§ **Problem details**:
Copy out every line of the data where the word "Подобається" is found.

Collected data entries
+++

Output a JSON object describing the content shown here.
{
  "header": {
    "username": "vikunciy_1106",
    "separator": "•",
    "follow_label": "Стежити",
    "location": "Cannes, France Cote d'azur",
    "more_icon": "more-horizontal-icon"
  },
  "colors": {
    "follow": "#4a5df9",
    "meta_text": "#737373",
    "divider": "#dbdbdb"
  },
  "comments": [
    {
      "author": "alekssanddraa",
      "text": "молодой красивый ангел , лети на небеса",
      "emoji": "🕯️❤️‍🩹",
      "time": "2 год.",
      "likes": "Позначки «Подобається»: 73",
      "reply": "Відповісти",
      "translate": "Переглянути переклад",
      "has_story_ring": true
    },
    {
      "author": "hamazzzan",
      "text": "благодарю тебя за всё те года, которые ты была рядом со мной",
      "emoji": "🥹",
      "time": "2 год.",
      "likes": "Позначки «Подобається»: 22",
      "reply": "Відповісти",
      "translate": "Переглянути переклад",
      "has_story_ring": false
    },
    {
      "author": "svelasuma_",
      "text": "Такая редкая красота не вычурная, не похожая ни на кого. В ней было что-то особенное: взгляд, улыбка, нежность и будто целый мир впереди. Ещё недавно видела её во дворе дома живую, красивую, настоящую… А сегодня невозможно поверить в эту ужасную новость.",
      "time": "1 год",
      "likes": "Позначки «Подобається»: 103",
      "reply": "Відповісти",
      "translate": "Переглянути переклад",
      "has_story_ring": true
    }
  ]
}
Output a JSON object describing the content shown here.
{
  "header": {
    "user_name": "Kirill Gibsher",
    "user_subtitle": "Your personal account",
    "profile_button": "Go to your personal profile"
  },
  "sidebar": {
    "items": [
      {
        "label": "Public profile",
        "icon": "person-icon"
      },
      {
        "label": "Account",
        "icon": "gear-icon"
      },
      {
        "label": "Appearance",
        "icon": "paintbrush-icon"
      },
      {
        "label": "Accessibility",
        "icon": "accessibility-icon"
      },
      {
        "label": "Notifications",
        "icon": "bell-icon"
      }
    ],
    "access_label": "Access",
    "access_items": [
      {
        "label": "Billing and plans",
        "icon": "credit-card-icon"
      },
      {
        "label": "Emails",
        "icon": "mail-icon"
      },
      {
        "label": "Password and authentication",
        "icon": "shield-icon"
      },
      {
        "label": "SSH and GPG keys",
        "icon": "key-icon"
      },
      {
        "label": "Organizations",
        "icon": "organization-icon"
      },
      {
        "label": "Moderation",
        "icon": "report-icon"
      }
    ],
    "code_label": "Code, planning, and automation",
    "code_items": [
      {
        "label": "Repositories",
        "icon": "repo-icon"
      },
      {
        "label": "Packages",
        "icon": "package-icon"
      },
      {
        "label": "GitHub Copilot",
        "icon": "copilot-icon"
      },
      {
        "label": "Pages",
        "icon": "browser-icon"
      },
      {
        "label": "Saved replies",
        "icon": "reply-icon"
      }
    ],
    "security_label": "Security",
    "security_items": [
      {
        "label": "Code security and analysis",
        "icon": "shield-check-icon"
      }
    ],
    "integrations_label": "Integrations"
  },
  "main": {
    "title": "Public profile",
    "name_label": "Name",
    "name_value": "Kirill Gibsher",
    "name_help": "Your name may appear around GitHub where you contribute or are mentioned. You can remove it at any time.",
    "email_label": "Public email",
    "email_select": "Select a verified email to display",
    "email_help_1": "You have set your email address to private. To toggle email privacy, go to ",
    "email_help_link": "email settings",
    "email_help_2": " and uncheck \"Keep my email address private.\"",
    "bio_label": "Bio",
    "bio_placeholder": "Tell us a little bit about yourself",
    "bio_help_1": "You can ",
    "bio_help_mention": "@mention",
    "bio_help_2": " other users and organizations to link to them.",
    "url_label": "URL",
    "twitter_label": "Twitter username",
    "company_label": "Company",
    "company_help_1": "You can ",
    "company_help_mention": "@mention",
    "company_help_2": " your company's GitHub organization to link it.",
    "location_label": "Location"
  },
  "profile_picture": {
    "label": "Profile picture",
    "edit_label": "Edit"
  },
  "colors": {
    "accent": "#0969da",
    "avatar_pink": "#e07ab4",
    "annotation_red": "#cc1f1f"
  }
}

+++

§ **Answer to the exercise**:
      "likes": "Позначки «Подобається»: 73",
      "likes": "Позначки «Подобається»: 22",
      "likes": "Позначки «Подобається»: 103",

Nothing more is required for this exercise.